ASH Daily news for 14 July 2015
July 14, 2015
- Northern Ireland: Midwives to help mothers quit smoking
- South Lakeside: No smoking signs reminder to businesses
- US: Lawmakers tell personal stories in “Touched by Tobacco” campaign
- Strong tobacco controlling strategies implemented to reduce harmful effects of smoking in Pakistan, Bangladesh and Sri Lanka
- Parliamentary Questions
Northern Ireland: Midwives to help mothers quit smoking
The Southern Health and Social Care Trust has appointed two specialist midwives to help expectant mothers to stop smoking.
Funded by the Public Health Agency, the two midwives are available to provide support to expectant mums and their families through offering a wide range of smoking cessation advice.
Smoking in pregnancy continues to be a major health concern as Anne McVey, Assistant Director for Integrated Maternity and Women’s Health for the Southern Trust explains: “Despite the damage it does to their unborn baby, 15% of women in Northern Ireland smoke during pregnancy… and as 37% of mothers in Northern Ireland live with a smoker, we are delighted to offer this specialist support to partners also.”Source: Portadown Times, 14th July 2015
South Lakeside: No smoking signs reminder to businesses

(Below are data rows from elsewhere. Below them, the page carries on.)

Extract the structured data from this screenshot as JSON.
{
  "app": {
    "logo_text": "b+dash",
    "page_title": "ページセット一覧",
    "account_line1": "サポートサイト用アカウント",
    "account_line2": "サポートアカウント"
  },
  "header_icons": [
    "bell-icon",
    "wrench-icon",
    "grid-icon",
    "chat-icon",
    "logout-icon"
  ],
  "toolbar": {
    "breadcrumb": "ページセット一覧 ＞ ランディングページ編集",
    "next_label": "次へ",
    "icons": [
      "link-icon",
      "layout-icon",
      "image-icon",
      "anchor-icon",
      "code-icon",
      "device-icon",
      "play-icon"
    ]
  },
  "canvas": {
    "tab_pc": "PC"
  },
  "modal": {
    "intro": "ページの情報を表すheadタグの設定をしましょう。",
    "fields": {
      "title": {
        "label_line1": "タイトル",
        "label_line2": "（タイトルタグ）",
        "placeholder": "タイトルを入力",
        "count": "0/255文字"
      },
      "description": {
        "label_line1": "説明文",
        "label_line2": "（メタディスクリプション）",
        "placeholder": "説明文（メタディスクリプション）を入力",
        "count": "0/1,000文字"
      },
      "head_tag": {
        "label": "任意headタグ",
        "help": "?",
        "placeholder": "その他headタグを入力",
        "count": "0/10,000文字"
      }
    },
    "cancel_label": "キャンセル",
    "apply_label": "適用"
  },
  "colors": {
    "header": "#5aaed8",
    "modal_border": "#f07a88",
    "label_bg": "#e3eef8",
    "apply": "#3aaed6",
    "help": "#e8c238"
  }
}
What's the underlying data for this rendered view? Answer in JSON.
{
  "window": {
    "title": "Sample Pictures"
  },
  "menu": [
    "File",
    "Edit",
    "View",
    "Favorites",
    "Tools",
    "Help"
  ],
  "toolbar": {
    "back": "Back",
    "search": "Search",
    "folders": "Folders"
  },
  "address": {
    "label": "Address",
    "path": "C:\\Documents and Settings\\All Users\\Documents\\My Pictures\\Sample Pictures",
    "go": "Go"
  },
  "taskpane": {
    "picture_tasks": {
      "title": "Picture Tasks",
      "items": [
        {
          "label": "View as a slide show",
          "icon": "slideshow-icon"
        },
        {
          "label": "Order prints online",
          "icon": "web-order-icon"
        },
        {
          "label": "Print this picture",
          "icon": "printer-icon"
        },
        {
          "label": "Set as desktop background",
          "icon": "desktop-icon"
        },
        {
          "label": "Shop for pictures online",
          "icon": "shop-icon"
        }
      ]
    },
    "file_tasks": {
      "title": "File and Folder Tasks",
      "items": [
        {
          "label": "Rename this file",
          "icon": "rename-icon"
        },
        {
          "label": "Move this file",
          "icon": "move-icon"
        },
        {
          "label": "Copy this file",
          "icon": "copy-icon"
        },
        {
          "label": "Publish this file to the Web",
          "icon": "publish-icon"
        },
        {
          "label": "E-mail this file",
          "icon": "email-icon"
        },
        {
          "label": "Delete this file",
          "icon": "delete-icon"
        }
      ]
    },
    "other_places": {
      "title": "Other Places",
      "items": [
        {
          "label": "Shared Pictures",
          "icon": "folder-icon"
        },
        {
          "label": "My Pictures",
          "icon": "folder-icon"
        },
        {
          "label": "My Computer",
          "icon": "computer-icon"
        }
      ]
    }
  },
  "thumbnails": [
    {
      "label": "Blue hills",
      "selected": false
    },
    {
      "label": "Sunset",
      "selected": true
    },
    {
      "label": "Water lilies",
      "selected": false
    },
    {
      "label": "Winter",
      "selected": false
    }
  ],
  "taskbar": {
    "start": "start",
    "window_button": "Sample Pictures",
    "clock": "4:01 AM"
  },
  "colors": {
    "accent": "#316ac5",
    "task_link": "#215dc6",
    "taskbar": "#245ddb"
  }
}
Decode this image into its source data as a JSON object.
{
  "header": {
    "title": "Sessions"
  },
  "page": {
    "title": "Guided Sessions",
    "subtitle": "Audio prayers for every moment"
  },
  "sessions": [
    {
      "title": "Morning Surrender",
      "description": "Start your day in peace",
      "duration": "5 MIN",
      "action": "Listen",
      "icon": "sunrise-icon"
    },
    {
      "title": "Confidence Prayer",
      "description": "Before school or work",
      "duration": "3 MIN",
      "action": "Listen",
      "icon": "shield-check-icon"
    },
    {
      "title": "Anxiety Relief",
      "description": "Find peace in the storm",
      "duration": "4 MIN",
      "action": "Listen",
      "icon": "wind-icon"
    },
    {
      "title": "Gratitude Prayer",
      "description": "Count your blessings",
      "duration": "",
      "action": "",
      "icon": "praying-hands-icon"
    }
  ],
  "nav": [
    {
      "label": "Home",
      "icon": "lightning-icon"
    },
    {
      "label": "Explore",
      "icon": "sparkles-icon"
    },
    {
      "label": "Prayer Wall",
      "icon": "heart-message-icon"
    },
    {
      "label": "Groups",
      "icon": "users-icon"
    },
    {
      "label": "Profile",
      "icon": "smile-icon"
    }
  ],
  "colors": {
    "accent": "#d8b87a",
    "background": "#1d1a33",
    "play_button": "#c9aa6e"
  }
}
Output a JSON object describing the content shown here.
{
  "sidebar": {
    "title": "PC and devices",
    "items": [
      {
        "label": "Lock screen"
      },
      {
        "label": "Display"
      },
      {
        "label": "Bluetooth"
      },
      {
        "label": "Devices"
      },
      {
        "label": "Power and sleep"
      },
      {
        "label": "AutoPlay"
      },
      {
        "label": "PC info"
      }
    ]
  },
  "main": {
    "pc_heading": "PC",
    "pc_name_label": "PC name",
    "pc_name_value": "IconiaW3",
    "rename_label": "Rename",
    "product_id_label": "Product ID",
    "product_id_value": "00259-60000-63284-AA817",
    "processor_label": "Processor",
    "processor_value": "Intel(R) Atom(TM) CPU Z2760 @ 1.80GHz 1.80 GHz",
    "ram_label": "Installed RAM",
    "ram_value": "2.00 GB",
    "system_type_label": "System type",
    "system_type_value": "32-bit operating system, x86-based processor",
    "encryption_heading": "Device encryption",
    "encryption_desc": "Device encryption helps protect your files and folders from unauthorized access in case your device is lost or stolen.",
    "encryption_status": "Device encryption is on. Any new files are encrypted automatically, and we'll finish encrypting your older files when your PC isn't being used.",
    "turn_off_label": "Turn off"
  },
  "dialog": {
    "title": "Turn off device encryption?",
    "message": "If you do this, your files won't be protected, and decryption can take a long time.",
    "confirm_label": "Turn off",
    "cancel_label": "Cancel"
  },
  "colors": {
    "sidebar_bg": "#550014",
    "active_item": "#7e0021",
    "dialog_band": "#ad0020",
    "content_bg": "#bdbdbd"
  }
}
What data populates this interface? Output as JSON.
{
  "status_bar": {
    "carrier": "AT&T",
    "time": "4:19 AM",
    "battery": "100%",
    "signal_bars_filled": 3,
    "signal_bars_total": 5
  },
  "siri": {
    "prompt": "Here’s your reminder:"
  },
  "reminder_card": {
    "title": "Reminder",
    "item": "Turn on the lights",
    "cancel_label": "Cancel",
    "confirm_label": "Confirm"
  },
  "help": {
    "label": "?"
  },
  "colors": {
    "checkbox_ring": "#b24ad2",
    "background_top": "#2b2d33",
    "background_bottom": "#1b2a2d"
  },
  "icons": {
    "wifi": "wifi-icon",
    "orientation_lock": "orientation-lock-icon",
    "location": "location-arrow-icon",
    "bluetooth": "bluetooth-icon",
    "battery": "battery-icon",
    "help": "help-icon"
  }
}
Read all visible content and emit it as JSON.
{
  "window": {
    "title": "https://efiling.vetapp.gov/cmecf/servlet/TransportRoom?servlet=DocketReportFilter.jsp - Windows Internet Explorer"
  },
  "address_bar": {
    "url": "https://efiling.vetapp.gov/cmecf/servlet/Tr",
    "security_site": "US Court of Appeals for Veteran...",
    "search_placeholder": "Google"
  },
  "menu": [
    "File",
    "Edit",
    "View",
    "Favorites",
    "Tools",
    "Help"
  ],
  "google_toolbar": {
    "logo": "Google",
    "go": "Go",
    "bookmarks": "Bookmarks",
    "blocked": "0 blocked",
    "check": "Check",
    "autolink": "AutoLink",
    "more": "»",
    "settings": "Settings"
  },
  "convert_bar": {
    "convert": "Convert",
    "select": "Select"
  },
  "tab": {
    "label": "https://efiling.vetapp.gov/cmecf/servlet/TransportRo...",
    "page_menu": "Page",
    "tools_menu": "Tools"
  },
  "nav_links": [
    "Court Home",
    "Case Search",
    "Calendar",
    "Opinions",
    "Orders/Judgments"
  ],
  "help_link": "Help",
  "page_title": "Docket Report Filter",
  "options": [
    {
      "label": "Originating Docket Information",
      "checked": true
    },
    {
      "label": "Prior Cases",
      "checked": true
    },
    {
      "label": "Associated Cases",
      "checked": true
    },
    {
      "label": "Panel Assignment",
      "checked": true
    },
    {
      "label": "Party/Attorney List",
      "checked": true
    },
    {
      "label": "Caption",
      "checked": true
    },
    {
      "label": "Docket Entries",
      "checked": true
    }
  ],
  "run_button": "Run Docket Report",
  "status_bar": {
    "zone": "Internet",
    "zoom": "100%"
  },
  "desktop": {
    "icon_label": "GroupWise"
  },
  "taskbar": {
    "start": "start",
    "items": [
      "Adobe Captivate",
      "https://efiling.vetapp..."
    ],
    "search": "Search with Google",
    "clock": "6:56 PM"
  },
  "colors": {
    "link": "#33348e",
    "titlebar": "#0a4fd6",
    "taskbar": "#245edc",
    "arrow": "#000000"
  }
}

Businesses in South Lakeland are being reminded that it is a legal requirement to display ‘no smoking’ signs at all entrances to their premises.
Spot-checks by council officers have revealed a significant number of businesses are still not complying with the legislation that came into force in 2007.
Managers of smoke-free premises have a legal responsibility to prevent people smoking and part of the law requires no smoking signs to be displayed in a prominent position at every entrance to the premises.
Failure to comply with the laws is a criminal offence. Failure to display no¬ smoking signs carries a fixed penalty notice of £200 imposed on whoever manages or occupies the smoke-free premises or vehicle, or a maximum fine of £1,000 if prosecuted and convicted by a court.Source: Cumbria Crack, 13th July 2015
US: Lawmakers tell personal stories in “Touched by Tobacco” campaign
State leaders in the United States are sharing personal stories about how their lives have been affected by tobacco addiction in order to help reduce smoking among youth and adults.
The Maine Public Health Association and Maine Cancer Foundation have launched a new video web series featuring several lawmakers, including Democratic Sen. Anne Haskell and Republican Rep. Matt Pouliot. Secretary of State Matthew Dunlap and former broadcast reporter Felicia Knight also are featured.Source: WCSH6, 12TH July 2015
Strong tobacco controlling strategies implemented to reduce harmful effects of smoking in Pakistan, Bangladesh and Sri Lanka
According to a recent statement by the World Health Organization, Pakistan along with Bangladesh and Sri Lanka have implemented superior strategies to curb deaths caused by tobacco in comparison with India.
The report released recently, revealed that in Pakistan and Bangladesh cigarettes became less affordable between 2008 and 2014, while India remained one of the few countries where more people can afford to buy cigarettes.
Bangladesh and Sri Lanka are among the few countries that have raised taxes on the retail price of cigarettes with Bangladesh being one of the only seven countries that have raised taxes to over 75 per cent, whereas in India the tax rate is just 60 per cent.Source: Dental News, 14th July 2015
PQ1: Action on Smoking and Health
Philip Davies Conservative, Shipley
To ask the Secretary of State for Health, pursuant to the Answer of 24 June 2015 to Question 2761 on smoking and health: finance, whether the award of such a grant is made on a competitive and transparent basis.
Jane Ellison, The Parliamentary Under-Secretary of State for Health
Grants made under Section 64 of the Health Services and Public Health Act 1968 can be made in a number of ways. The Voluntary Sector Investment Fund grant schemes such as the Strategic Partner Programme; Innovation, Excellence and Strategic Development Fund; and Health and Social Care Volunteering Fund involve a competitive process. Some non-competed grants are also made by the Department using Section 64 powers. Any voluntary sector organisations can submit a proposal for such a grant and all applications are assessed against the same criteria.
The assessment includes a requirement for officials to consider whether there are other suppliers who can provide the requirements before awarding a grant to an organisation making an ad-hoc request. A formal assessment of the application for grant funding from Action on Smoking and Health (ASH) for the 2015-16 financial year has not yet been completed. Last year, the assessment of the application for 2014-15 funding concluded that ASH was the only charity in this area with the appropriate national reach and focus, and appropriate standing in the international arena.Source: Hansard Citation: HC Deb, 13 July 2015, cW